on 15 July 2012
The first English language DVD on the life and mission of Blessed Alexandrina Maria da Costa, has just been released in England by the Catholic film company Mary's Dowry Productions. Two sisters, Bernadette and Emily Bevans, founded and run this company, and do almost everything themselves in the production and filming of the DVD's, even composing and playing the music for the soundtracks. Most of their DVD's to date have been about the lives of English saints and martyrs, but both sisters have had a devotion to Blessed Alexandrina of Portugal for some years, and so have been very pleased to make this film of her life and mission.
The DVD continues the unique style that has been developed by the Bevans sisters, using actors and sets to portray the characters and scenes. The set designed by the sisters for this DVD is very much like Blessed Alexandrina's room. The action scenes are interspersed with photographs taken at Balasar, and the DVD has mostly been shot in black and white, with colour sequences at the end, which adds to the atmosphere, bringing to mind the many old black and white photos taken of Blessed Alexandrina in her home, and the video footage of her undergoing Christ's passion. The film also features shots of flowers and the beauty of the countryside - things which were very close to Blessed Alexandrina's heart.
The narration is very clear in the DVD and the main events of the life and mission of Blessed Alexandrina are all covered. The DVD starts with a brief description of her birth and childhood, linking this with the Miraculous Holy Cross of Balasar, which appeared in 1832. Pictures of the Holy Cross and Blessed Alexandrina's home are skilfully interwoven with the acting scenes. The scene of the attack on Blessed Alexandrina and her companions is well executed and very moving. After the attack, the film then turns to the events of Blessed Alexandrina's life after her complete paralysis.
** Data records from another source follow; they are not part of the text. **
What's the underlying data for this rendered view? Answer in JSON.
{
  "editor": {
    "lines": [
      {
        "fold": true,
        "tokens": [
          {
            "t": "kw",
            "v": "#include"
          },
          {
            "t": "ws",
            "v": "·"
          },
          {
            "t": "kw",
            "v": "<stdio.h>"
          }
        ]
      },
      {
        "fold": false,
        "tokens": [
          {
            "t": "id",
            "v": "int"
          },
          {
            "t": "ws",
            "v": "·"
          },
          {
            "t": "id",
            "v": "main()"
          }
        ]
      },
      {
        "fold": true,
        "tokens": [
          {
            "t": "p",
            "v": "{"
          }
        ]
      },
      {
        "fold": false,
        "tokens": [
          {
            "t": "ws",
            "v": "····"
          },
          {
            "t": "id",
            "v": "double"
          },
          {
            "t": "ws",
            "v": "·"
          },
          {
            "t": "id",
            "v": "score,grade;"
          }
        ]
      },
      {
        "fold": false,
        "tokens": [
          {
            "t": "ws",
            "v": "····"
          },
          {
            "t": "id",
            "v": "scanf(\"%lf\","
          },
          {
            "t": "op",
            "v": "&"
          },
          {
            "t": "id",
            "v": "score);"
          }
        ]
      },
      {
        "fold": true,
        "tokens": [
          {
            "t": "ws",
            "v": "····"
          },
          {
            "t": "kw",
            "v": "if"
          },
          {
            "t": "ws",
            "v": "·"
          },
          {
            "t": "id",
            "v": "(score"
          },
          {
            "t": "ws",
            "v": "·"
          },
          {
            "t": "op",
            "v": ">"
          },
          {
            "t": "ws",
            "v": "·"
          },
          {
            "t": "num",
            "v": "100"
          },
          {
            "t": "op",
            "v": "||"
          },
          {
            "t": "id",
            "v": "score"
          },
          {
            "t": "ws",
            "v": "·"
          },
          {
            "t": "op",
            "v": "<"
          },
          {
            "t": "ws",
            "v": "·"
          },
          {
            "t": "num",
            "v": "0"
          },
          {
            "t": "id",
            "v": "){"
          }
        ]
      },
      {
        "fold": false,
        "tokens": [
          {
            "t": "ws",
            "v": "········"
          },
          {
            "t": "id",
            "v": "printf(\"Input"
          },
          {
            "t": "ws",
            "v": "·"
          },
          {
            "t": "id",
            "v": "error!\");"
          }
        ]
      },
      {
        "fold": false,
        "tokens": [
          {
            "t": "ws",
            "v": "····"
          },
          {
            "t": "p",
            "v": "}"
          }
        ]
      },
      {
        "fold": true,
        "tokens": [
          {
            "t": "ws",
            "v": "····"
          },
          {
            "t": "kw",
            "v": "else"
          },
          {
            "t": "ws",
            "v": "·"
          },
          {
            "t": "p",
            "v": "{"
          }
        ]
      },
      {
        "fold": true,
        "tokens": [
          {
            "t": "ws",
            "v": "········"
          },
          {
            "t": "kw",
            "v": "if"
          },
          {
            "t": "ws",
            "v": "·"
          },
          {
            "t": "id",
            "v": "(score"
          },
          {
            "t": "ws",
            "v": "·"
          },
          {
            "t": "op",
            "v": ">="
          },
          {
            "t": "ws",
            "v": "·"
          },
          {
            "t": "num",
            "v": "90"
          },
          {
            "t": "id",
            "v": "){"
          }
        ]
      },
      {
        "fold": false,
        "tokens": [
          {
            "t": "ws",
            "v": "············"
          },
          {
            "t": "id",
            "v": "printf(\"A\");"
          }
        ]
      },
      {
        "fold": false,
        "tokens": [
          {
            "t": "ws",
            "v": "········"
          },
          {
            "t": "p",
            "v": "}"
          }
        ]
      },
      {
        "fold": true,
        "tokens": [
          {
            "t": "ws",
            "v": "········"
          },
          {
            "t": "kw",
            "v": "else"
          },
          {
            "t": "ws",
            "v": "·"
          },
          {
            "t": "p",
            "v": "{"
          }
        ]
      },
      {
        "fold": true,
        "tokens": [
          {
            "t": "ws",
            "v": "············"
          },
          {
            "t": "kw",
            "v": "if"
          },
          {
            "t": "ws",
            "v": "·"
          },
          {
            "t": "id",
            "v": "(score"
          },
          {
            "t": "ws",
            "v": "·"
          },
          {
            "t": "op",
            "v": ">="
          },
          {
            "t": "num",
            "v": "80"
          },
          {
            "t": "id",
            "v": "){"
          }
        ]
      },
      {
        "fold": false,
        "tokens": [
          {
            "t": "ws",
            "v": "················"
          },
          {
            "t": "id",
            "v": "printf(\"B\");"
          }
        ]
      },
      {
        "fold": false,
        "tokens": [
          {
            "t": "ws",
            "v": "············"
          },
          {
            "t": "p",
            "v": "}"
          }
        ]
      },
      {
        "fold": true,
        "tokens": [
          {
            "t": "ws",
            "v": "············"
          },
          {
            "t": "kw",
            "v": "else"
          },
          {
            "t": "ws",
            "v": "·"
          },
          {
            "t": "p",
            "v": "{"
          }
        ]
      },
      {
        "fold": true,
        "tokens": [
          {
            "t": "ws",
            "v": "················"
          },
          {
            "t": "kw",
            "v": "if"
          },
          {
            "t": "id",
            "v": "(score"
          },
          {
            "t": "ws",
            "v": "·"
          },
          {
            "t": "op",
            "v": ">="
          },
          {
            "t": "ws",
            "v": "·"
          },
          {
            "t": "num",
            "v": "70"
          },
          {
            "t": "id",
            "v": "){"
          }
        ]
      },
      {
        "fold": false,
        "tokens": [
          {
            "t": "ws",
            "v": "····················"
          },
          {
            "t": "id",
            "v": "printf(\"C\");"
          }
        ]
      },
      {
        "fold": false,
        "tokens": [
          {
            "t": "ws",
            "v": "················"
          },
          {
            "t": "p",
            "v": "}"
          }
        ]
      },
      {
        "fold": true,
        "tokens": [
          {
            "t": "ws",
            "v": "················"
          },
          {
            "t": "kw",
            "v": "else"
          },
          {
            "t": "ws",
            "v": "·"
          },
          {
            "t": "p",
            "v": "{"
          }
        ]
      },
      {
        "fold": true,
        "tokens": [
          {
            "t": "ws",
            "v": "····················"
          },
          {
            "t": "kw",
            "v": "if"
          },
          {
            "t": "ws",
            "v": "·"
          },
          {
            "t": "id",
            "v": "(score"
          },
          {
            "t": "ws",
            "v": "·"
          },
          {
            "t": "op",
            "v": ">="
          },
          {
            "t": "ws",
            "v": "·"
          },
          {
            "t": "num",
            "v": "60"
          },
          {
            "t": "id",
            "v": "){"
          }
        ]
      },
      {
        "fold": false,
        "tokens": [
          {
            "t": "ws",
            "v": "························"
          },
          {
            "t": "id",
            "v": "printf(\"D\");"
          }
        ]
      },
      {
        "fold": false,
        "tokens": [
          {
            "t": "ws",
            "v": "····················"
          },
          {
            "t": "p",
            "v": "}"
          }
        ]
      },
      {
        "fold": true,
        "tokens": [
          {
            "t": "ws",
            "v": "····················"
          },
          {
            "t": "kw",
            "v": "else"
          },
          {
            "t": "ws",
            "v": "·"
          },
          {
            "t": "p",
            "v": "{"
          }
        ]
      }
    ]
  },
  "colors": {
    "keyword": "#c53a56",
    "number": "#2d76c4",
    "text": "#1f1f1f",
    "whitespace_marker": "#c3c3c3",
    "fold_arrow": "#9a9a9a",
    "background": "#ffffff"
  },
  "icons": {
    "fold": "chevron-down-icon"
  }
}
A recurring theme of the DVD is Blessed Alexandrina's devotion to Jesus in the Holy Eucharist in all the tabernacles of the world, and her recognition that she had become a prisoner in her bed, just as Jesus has become a Divine Prisoner in the tabernacles for love of us. Instead of asking to be cured, she accepted Our Lord's invitation to become a 'victim soul', offering her sufferings to make reparation for the sins of mankind. The film mentions some of the appearances of Our Lord and Our Lady to Blessed Alexandrina, and also some of the attacks that Satan made on her.
Blessed Alexandrina's connections to the events of Fatima come across very well in the film, which mentions Sister Lucia of Fatima's links with Alexandrina, and especially the pleas of Alexandrina to 'pray the Rosary, make the First Saturdays, and consecrate yourselves to the Immaculate Heart of Mary through the Brown Scapular' highlighting the Marian nature of Blessed Alexandrina's apostolate.
The DVD also mentions Our Lord's request to Blessed Alexandrina to undergo His Passion every Friday in reparation for the sins of the world, so that the Pope would consecrate the world to the Immaculate Heart of Mary, an act which in turn would shorten World War II. The Passion scenes in the DVD are very reminiscent of the original footage of Blessed Alexandrina undergoing the Passion of Christ. The consecration was eventually accomplished through the prayers and sufferings of Blessed Alexandrina. Although the consecration was made, Blessed Alexandrina's mission certainly hadn't come to an end, as Our Lord told her that he wanted her to live on the Holy Eucharist alone - again highlighting the Christocentric and Eucharistic nature of these events. The acting scenes are often interspersed with pictures of various tabernacles, which help to bring this point home. The story of Alexandrina should be an impetus to the reception of Holy Communion and Eucharistic Adoration, and the DVD stresses this point.
The film also highlights Alexandrina's connections with the Salesians and that she specifically prayed for young people. The horror of sin and the terrible suffering that Alexandrina underwent because of the sins of others is also brought home to us in this DVD. The film ends by showing the death of Alexandrina, and the Bevans sisters have lovingly recreated the famous photograph of Blessed Alexandrina after her death, surrounded by flowers and white gauze material. The final images of the DVD are some colour shots of Alexandrina's tomb and the parish church in Balasar, including a picture of the newly renovated tomb.
This DVD is a much welcome resource to introduce others to the life and mission of Blessed Alexandrina. The Bevans sisters have done a great job and it should come as no surprise that they won the 2010 Catholic Women of the Year award, which was started 'to pay tribute to Catholic women who give outstanding service to the Church'. This is a well-deserved accolade for them and their work.